### Task data ###
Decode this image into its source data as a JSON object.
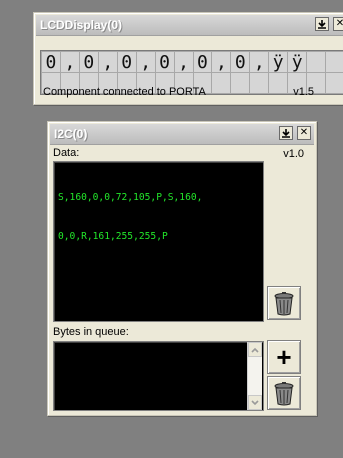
{
  "lcd_window": {
    "title": "LCDDisplay(0)",
    "row1": [
      "0",
      ",",
      "0",
      ",",
      "0",
      ",",
      "0",
      ",",
      "0",
      ",",
      "0",
      ",",
      "ÿ",
      "ÿ",
      "",
      ""
    ],
    "row2": [
      "",
      "",
      "",
      "",
      "",
      "",
      "",
      "",
      "",
      "",
      "",
      "",
      "",
      "",
      "",
      ""
    ],
    "status": "Component connected to PORTA",
    "version": "v1.5",
    "pin_icon": "pin-arrow-icon",
    "close_label": "✕"
  },
  "i2c_window": {
    "title": "I2C(0)",
    "data_label": "Data:",
    "version": "v1.0",
    "data_line1": "S,160,0,0,72,105,P,S,160,",
    "data_line2": "0,0,R,161,255,255,P",
    "queue_label": "Bytes in queue:",
    "queue_value": "",
    "add_label": "+",
    "close_label": "✕"
  },
  "colors": {
    "terminal_text": "#22e62a",
    "terminal_bg": "#000000",
    "desktop": "#808080"
  }
}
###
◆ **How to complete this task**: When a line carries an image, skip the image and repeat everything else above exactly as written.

◆ **Expected answer**:
Decode this image into its source data as a JSON object.
{
  "lcd_window": {
    "title": "LCDDisplay(0)",
    "row1": [
      "0",
      ",",
      "0",
      ",",
      "0",
      ",",
      "0",
      ",",
      "0",
      ",",
      "0",
      ",",
      "ÿ",
      "ÿ",
      "",
      ""
    ],
    "row2": [
      "",
      "",
      "",
      "",
      "",
      "",
      "",
      "",
      "",
      "",
      "",
      "",
      "",
      "",
      "",
      ""
    ],
    "status": "Component connected to PORTA",
    "version": "v1.5",
    "pin_icon": "pin-arrow-icon",
    "close_label": "✕"
  },
  "i2c_window": {
    "title": "I2C(0)",
    "data_label": "Data:",
    "version": "v1.0",
    "data_line1": "S,160,0,0,72,105,P,S,160,",
    "data_line2": "0,0,R,161,255,255,P",
    "queue_label": "Bytes in queue:",
    "queue_value": "",
    "add_label": "+",
    "close_label": "✕"
  },
  "colors": {
    "terminal_text": "#22e62a",
    "terminal_bg": "#000000",
    "desktop": "#808080"
  }
}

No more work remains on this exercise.